Mom and Dad look at each other with the same, startled expression. Without saying a word, Mom dials the local pizza place, and Dad heads back to the car. “Can you get some milk too, please?” Mom hollers as Dad backs out of the garage.
Totally normal, right? And totally avoidable. Well, mostly avoidable. There are times that life gets in the way, but it’s also entirely possible to revive the practice of eating dinner around the table together on a regular basis!
Here’s how to take back your family dinner mojo:
Have a weekly meeting to make sure your family’s calendar is up-to-date. Figure out what evenings will allow everyone to gather around the table at the same time, and determine what you’ll do on the days “family dinner” isn’t realistic.
Wait. What? “… on the days family dinner isn’t realistic?” Isn’t that blasphemous?
Well, our culture would have us believe so. We’re told “good” families eat dinner together every single night, but some families can’t—because the kids are active and involved and aren’t old enough to drive, or because the parents both work and have long commutes, or because an under-resourced single parent works two jobs to make ends meet.
Because they’re not living up to “good family” status, parents in these situations feel guilty and bitter, and that’s not good for anyone.
So, we invite you to take a realistic approach to family dinner. Yes, eat together every chance you can. On the days you can’t, see if you could swing a family breakfast or lunch. Or connect as whole group in other ways—an evening walk or a family card game before bed.
If you’re finding it’s impossible to ever eat dinner together, it might be time to re-evaluate your family’s calendar. In general, kids are overscheduled and stressed out; they may appreciate help letting go of an activity or two. Create physical space, too; de-clutter your dining room table so you’re not distracted by piles of bills, catalogs, and homework during family dinner.
Once you know on what days you can eat together and on what days you’ll be more scattered, create a meal plan for the week. Knowing who’s eating at home will help you make better decisions about how much to pick up at the store. Thinking through who has to eat on the fly will empower you to put together boxed or bagged dinners, rather than running through a drive-through. We’ve put together this free printable meal planner to help you get started.
CUT YOURSELF SOME SLACK
There’s nothing wrong with take-out; just be intentional about when and why it happens.
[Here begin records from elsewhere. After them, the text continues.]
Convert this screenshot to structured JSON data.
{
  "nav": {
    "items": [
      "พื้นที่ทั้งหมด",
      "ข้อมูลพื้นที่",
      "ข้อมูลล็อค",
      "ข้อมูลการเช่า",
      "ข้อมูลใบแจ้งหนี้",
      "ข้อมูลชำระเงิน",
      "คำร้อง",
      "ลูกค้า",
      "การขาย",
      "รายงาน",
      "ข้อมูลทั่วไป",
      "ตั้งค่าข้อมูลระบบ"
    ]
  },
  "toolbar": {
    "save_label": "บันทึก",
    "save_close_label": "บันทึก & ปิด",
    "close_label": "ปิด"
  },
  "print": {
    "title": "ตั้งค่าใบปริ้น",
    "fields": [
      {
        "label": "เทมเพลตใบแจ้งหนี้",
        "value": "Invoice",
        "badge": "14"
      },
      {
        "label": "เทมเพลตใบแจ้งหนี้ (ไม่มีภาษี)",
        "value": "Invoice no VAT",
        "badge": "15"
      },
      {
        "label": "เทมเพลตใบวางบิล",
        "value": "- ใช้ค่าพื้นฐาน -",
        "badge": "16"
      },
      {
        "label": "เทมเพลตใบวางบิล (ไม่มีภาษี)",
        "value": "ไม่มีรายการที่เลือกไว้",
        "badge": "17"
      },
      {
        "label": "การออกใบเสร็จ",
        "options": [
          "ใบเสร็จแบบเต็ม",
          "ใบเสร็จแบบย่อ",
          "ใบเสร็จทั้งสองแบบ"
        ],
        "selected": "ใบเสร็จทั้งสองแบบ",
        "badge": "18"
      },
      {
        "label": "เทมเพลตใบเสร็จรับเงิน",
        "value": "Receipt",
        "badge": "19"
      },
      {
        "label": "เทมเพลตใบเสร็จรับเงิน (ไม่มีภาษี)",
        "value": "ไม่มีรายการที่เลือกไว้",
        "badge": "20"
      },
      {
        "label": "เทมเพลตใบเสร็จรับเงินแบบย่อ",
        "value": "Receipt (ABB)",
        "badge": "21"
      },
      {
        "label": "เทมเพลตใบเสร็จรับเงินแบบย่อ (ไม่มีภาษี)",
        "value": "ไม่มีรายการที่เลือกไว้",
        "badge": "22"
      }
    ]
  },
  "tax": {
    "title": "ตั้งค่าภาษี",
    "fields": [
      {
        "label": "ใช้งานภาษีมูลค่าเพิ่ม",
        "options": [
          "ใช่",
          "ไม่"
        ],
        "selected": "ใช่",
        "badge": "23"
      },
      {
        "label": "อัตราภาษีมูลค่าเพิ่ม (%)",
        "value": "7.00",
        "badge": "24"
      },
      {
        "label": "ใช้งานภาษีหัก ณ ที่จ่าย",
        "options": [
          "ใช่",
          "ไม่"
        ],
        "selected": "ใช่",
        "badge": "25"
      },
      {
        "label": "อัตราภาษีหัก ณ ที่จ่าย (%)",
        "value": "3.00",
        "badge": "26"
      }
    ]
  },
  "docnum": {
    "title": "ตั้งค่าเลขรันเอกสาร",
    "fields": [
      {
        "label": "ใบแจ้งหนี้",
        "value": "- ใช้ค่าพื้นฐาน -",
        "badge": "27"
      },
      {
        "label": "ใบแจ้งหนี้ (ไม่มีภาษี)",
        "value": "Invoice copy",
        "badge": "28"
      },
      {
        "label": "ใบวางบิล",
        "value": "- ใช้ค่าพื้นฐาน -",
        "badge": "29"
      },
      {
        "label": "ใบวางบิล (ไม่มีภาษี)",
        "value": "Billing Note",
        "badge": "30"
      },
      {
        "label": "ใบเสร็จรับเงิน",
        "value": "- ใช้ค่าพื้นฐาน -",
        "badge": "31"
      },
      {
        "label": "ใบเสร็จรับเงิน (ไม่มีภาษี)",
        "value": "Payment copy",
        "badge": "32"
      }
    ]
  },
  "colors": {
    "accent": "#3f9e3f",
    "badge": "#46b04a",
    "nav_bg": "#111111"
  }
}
For example, if it’s dad’s turn to cook and his client meeting ran long, it might be better for him to pick up something on the way home, rather than being stuck in the kitchen, frantically cooking while the rest of the family’s hanging out together.
RESOURCE: Our free meal planning printable combines your weekly meal plan and grocery list on one page! You can download it HERE.
Do you have some tips to share on how you’ve made family dinner work better for you? We’d love to hear them in the comments! Feel free to share the meal planning printable with your friends and family, too!
This post was written by the fabulous Kelley Hartnett. Thanks for writing for Intentional April, Kelley!